Eric Lang

Eric Lang, an assistant professor in the Department of Nuclear Engineering at UNM, is the beneficiary of a Nuclear Regulatory Commission (NRC) program to encourage his professional development as a faculty member.

The NRC Distinguished Faculty Advancement Program provides support to enable newer pre-tenured faculty to enhance their careers as professors and researchers in the university department where they are employed. Lang will receive $600,000 from the program to be used for his research and professional development. In addition, UNM is providing $100,000 in matching funds.

Hank Lee, chair of the Department of Nuclear Engineering, is the principal investigator of this project and will help oversee Lang’s development, working alongside the existing faculty mentoring groups in the department.

“Eric is clearly a rising star with a bright future ahead of him,” Lee said.
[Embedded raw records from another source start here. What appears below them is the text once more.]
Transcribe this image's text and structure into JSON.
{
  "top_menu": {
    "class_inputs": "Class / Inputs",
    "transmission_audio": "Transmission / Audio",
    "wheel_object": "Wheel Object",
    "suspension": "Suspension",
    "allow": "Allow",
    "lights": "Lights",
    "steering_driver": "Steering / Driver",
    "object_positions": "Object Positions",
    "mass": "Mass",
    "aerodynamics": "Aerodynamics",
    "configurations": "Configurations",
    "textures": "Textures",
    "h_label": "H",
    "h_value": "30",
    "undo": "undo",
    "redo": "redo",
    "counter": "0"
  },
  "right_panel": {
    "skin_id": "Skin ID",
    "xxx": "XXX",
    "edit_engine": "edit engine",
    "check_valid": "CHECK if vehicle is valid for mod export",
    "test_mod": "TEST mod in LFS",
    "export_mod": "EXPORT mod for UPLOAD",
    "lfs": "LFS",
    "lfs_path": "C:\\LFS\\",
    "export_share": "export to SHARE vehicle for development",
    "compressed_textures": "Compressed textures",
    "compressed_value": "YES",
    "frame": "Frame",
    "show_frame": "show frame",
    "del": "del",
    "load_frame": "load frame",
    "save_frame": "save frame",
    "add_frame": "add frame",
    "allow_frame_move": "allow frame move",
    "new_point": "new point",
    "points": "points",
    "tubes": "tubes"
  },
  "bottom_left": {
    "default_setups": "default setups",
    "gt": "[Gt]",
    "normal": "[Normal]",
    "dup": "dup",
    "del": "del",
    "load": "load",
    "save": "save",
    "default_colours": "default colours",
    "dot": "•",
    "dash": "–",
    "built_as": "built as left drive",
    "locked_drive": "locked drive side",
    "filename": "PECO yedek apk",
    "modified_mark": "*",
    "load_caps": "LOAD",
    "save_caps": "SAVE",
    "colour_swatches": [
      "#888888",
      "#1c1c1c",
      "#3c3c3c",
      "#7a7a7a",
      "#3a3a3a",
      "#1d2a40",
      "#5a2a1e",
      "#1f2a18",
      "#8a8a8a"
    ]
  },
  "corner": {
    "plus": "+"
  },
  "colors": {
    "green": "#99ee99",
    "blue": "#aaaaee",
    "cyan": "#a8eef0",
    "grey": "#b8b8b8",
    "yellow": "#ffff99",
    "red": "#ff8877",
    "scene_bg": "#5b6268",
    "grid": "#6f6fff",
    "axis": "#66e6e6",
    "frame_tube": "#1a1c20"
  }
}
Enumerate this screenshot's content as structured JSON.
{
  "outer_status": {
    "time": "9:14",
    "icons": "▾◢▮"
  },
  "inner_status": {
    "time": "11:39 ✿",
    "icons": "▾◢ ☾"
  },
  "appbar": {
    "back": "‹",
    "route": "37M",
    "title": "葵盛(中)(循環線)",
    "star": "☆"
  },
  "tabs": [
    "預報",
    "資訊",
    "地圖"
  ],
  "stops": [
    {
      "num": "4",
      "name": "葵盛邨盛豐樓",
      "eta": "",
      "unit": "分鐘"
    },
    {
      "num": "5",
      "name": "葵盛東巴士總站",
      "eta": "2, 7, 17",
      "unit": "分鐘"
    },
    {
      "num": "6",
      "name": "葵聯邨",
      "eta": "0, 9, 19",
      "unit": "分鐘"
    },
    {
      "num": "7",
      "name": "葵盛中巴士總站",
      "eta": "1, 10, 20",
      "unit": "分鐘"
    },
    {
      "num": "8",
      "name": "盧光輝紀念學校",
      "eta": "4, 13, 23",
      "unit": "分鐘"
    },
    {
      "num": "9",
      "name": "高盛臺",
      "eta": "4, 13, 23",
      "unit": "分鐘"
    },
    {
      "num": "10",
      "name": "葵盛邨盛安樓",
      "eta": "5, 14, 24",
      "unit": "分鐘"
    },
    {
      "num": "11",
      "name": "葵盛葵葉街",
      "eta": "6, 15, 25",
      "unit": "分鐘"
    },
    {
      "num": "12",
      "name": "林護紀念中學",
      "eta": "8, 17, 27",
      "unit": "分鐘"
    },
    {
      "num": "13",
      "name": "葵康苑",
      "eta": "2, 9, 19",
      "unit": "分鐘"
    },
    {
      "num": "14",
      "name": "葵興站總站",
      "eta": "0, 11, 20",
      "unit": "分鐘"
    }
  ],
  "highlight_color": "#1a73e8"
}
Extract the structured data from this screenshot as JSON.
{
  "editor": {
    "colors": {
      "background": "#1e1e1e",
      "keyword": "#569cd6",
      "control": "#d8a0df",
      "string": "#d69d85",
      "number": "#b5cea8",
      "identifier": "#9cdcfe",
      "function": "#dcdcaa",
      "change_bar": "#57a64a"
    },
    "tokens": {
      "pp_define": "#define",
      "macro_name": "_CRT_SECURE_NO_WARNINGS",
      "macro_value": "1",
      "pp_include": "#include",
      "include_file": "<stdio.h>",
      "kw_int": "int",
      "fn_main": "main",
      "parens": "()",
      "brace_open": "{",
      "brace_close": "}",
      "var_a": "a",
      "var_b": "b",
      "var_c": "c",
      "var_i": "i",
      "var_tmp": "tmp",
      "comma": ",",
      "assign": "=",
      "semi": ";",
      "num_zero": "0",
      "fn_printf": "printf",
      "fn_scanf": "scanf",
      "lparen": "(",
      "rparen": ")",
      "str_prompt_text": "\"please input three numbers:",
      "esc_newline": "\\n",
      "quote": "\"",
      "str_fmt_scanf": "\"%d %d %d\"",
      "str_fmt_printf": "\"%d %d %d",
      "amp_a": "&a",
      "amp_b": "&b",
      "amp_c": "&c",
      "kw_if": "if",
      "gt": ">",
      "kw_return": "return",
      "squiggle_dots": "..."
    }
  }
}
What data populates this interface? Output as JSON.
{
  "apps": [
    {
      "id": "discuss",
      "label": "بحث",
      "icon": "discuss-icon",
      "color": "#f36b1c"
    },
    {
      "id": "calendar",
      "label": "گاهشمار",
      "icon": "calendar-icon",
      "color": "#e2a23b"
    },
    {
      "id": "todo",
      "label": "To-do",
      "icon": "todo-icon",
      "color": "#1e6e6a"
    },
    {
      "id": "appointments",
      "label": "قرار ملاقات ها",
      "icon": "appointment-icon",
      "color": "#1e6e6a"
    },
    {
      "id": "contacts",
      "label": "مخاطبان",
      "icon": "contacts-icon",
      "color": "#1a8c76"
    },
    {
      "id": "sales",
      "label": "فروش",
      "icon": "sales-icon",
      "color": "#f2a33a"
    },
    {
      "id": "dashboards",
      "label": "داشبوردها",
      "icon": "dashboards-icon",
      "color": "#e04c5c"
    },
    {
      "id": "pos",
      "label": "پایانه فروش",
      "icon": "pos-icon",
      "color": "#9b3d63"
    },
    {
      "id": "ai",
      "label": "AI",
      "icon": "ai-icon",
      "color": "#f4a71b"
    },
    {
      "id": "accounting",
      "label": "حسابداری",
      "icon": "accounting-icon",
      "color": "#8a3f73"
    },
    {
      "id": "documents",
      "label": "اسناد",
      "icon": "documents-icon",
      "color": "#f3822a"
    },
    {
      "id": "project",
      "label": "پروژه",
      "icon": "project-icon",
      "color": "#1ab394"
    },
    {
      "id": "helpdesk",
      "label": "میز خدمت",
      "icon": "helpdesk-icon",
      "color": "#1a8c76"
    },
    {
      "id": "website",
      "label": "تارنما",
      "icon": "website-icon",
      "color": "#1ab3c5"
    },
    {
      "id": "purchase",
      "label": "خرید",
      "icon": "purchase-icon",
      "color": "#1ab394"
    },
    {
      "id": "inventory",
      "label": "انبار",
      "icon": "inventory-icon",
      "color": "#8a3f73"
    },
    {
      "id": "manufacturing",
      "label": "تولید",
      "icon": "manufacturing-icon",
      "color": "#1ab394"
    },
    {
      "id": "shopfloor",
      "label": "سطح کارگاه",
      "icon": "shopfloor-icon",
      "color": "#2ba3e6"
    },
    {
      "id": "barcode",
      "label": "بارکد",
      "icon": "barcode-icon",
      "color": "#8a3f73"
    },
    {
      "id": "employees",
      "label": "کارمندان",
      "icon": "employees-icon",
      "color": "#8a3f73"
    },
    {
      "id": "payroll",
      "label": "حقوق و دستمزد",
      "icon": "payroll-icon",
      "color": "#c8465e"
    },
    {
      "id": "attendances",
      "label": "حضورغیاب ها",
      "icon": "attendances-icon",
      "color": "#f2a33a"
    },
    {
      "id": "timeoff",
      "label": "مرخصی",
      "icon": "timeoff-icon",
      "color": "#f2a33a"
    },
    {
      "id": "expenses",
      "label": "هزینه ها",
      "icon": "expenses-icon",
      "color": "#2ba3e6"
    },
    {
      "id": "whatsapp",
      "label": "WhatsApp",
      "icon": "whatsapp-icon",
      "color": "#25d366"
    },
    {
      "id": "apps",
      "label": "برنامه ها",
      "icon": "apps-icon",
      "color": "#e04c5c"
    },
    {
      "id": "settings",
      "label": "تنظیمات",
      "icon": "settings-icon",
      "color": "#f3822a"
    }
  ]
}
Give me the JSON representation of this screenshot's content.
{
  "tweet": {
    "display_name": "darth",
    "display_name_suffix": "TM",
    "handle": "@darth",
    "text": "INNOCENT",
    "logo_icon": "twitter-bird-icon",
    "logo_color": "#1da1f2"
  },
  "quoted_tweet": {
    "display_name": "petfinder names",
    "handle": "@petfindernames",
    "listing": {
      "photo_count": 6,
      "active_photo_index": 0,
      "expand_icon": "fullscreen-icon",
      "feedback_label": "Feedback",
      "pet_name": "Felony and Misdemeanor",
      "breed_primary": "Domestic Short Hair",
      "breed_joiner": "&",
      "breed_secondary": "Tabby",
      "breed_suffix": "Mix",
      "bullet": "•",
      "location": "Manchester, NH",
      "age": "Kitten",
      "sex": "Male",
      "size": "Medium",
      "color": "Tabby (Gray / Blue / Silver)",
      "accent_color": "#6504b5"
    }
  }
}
The NRC Distinguished Faculty Advancement Program provides funding to support faculty advancement in nuclear science, engineering, technology, health physics, nuclear fusion (fusion energy research) and related disciplines to develop a workforce capable of supporting the design, construction, operation and regulation of nuclear facilities, as well as the safe handling of nuclear materials. The program seeks to attract and retain highly qualified individuals early in their academic teaching careers.

“This award is a great opportunity to expand the nuclear engineering research and education opportunities at UNM. It is an honor UNM was selected for the award,” Lang said.

Lang joined UNM in Fall 2022 after spending time at Sandia National Laboratories as a postdoctoral researcher. This summer, he became the lead on two U.S. Department of Energy Nuclear Energy University Programs totaling more than $1 million: one project that will investigate the use of yttrium hydride to slow down neutrons in microreactors, and the other to procure and install equipment in the existing hot cell of the UNM nuclear reactor.

Lang’s research interests are on interrogating materials under extreme environments with a focus on utilizing ion beam irradiation and small-scale mechanical testing to understand material performance for the development of next-generation nuclear reactors, with an emphasis on fusion reactor materials. His experimental research will explore advanced materials to study radiation tolerance with an emphasis on in situ material evaluation and advanced characterization to decipher the fundamental irradiation-induced mechanisms dictating material performance.